Sally Anne Poole, ICO Enforcement Group Manager, said:
“When people talk to the police they have every right to expect that their information is handled with the utmost care and respect.
“Greater Manchester Police did not do this. The information it was responsible for was highly sensitive and the distress that would be caused if it was lost should have been obvious.
“Yet GMP was cavalier in its attitude to this data and it showed scant regard for the consequences that could arise by failing to keep the information secure.”
The ICO investigation found that Greater Manchester Police had been sending unencrypted DVDs by recorded delivery to SCAS since 2009 and only stopped after the security breach in 2015.
The ICO previously fined GMP £150,000 in 2012 after an unencrypted USB stick was stolen.
Notes to Editors
- The Information Commissioner’s Office upholds information rights in the public interest, promoting openness by public bodies and data privacy for individuals.
- The ICO has specific responsibilities set out in the Data Protection Act 1998, the Freedom of Information Act 2000, Environmental Information Regulations 2004 and Privacy and Electronic Communications Regulations 2003.
- The ICO can take action to change the behaviour of organisations and individuals that collect, use and keep personal information. This includes criminal prosecution, non-criminal enforcement and audit. The ICO has the power to impose a monetary penalty on a data controller of up to £500,000.
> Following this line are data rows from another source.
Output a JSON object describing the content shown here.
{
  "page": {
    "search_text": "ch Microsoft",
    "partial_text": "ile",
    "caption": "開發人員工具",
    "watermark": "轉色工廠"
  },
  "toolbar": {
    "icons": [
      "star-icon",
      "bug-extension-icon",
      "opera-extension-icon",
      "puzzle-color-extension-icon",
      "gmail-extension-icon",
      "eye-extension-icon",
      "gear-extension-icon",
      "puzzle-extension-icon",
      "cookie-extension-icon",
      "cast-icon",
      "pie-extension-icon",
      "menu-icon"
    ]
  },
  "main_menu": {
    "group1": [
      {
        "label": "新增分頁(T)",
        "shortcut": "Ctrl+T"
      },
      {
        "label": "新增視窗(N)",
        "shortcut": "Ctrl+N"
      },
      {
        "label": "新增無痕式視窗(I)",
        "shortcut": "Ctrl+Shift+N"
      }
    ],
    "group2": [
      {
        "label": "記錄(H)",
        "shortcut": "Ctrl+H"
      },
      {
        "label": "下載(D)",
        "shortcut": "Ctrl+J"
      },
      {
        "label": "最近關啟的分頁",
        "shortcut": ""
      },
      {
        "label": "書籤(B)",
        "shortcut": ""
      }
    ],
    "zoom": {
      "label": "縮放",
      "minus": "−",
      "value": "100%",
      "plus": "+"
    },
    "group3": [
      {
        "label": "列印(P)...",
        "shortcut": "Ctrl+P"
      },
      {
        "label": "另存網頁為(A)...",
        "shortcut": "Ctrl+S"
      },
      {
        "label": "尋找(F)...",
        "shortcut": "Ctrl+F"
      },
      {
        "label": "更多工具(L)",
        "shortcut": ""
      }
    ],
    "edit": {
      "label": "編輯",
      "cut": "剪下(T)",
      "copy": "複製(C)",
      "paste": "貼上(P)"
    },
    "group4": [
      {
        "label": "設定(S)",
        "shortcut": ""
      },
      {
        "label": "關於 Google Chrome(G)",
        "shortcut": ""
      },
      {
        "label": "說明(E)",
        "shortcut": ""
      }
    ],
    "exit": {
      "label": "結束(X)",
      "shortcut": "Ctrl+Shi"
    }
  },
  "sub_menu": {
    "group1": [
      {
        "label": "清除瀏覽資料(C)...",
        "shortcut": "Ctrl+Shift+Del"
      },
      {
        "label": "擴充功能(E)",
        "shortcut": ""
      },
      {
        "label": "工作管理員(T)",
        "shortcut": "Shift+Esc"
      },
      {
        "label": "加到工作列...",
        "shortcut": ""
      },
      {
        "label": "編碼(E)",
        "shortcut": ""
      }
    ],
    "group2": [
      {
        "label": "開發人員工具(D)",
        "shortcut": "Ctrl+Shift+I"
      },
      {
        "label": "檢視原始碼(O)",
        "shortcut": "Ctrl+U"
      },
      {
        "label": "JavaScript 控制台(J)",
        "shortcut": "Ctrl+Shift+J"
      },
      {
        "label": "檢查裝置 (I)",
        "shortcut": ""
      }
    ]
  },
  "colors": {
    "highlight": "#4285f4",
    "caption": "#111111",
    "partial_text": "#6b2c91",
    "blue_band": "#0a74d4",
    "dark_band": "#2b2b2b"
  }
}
- The General Data Protection Regulation (GDPR) is a new law that will replace the Data Protection Act 1998 and will apply in the UK from 25 May 2018. The government has confirmed that the UK’s decision to leave the EU will not affect the commencement of the GDPR.
- Anyone who processes personal information must comply with eight principles of the Data Protection Act, which make sure that personal information is:
- fairly and lawfully processed;
- processed for limited purposes;
- adequate, relevant and not excessive;
- accurate and up to date;
- not kept for longer than is necessary;
- processed in line with your rights;
- secure; and
- not transferred to other countries without adequate protection.
- The Privacy and Electronic Communications Regulations (PECR) sit alongside the Data Protection Act. They give people specific privacy rights in relation to electronic communications. There are specific rules on:
- marketing calls, emails, texts and faxes;
- cookies (and similar technologies);
- keeping communications services secure; and
- customer privacy as regards traffic and location data, itemised billing, line identification, and directory listings.
We aim to help organisations comply with PECR and promote good practice by offering advice and guidance. We will take enforcement action against organisations that persistently ignore their obligations.
- Civil Monetary Penalties (CMPs) are subject to a right of appeal to the (First-tier Tribunal) General Regulatory Chamber against the imposition of the monetary penalty and/or the amount of the penalty specified in the monetary penalty notice.
- Any monetary penalty is paid into the Treasury’s Consolidated Fund and is not kept by the Information Commissioner’s Office (ICO).
- To report a concern to the ICO telephone our helpline 0303 123 1113 or go to ico.org.uk/concerns.